High Times on Parliament Hill

Through Rain, Hail, Sleet or Snow – That 4/20 Joint Will Burn

Photos by Corey Pool

Staggered cheers and clouds of smoke wafted from a sea of umbrellas in Ottawa as the Peace Tower struck 4:20 p.m. on Wednesday. Hundreds of marijuana aficionados took part in the annual gathering in the nation’s capital, filling the front lawn of Parliament Hill.

Despite the soggy weather, a faithful contingent of pot-smoking Ottawans assembled on the hill. Djembes, boom boxes, blankets and ganja were covered with umbrellas and tarps this year, proving a little rain wouldn’t keep weed-lovers from having a high time.


Political proponents of weed were represented too, with members of the Marijuana Party and the Green Party donning banners in support of the peaceful protest.
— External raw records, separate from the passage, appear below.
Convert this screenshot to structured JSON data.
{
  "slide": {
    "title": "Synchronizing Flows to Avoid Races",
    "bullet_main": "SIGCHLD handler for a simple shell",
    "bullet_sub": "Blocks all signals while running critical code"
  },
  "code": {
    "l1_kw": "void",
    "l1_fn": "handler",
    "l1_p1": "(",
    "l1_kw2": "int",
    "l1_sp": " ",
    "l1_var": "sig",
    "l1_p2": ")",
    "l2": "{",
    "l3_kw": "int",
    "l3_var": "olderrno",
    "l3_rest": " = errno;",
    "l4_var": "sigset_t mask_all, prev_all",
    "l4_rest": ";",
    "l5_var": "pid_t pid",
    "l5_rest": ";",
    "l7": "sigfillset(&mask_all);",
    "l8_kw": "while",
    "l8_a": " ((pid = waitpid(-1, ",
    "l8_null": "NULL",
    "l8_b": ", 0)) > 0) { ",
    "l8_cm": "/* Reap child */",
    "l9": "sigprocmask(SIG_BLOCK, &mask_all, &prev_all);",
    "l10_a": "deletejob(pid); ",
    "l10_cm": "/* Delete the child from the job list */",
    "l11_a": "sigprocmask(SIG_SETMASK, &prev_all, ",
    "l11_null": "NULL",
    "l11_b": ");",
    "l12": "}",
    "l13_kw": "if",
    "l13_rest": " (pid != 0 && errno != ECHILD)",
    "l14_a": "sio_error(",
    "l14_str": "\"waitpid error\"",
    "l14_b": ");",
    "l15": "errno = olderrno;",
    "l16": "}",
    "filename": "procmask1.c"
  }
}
“It’s not right that a kid would go to jail for years for possession,” said a Green Party representative on the hill. She spoke out against the S-10, a bill Stephen Harper’s Conservatives are pushing that would legislate the minimum sentencing of marijuana offenders.

“If Harper gets a majority, it’s going to happen. Maybe with the Liberals it would be better,” she said. The Green Party supports not only the decriminalization, but also the legalization of pot.


Rain on My Parade
An Ottawa 4/20 by Corey Pool

Waking up to the sounds of hail, wind and rain beating against my window was not an encouraging start to my 4/20. However, amidst gray clouds and nearly freezing temperatures, I was quickly reminded by my younger brother that I would be “a total pussy” if I didn’t get myself together and start our pilgrimage to Parliament Hill.

First stop: Major’s Hill Park. Major’s Hill is a big grassy field perched high above the Ottawa River, and set directly adjacent to Parliament Hill. Four-twenty celebrations are typically shared between the two parks, with Major’s collecting most of the spill-over and late arrivals.


By the time that we arrived at Major’s Hill, mother nature had already claimed two of our four umbrellas, my boots were ankle deep with water, and our first stock of munchies was entirely depleted.

Walking up the steps and onto the hill, a few scattered groups of raincoats were all huddled together, a tarp had been set up to give shelter to a handful of 4/20 diehards, and two little tents crammed with people echoed with hysterical laughter, as smoke billowed out the sides.


Not more than 10 minutes into our endearing little display, eight police officers dressed in fluorescent yellow raincoats came strutting out onto to the field.

“Open up, it’s the police,” the officers warned people inside their tents. “You guys can’t set up tents here; this is a federal park.”

Confused, annoyed and quite stoned, impressively large groups of kids began tumbling out of their tents like clowns emerging from a tiny car, one after the other after the other.

“Man, I just paid 100 bucks for this thing!,” one disgruntled tent-owner shouted, as he too rolled back into the rain.

By 3:00 p.m., the cops had systematically cleared Major’s Hill Park, and all of the approximately 30 disappointed diehards trudged their way to their nearest shelters.


Umbrellas and High Hopes (This Umbrella is Kush, Man)

By 4:00 p.m., however, all fears of a bad turnout were totally extinguished by the busloads of enthusiastic guys and gals that began flooding Rideau Street, racing toward Parliament Hill with flags, banners, and painted faces, publicly smoking joints and cheering, “Happy 4/20!”

As the Peace Tower clock struck 4:20 p.m., the crowd, now reaching 500 plus in attendance, began a slow but enthusiastic drawn-out cheer as a thick grey cloud of sweet and heavy Mary Jane smoke filled the air and shrouded Parliament Hill.

The crowd was full of eccentric and enthusiastic supporters. Young and old came together; some dressed in bright colours or adorned themselves with marijuana flags, while others painted their faces or danced about, playing kazoos.

One guy even used the eternal flame to light his impressive blunt. Most importantly, everyone was passing joints and friendly 4/20 praises.


By nightfall, small pockets of 4/20 supporters could still be found in nearby bars and coffee shops. We found ourselves, late in the evening, sitting at a table with the Marijuana Party at The Lafayette bar, cheers-ing over the day’s unlikely success.

Despite the excessive rain, hail, freezing temperatures and killjoy police officers, pot-loving enthusiasts all over Ottawa shook the stigma that stoners are forgetful, lazy and passive yesterday.


They proved they can band together for a cause—at least if that cause is getting high.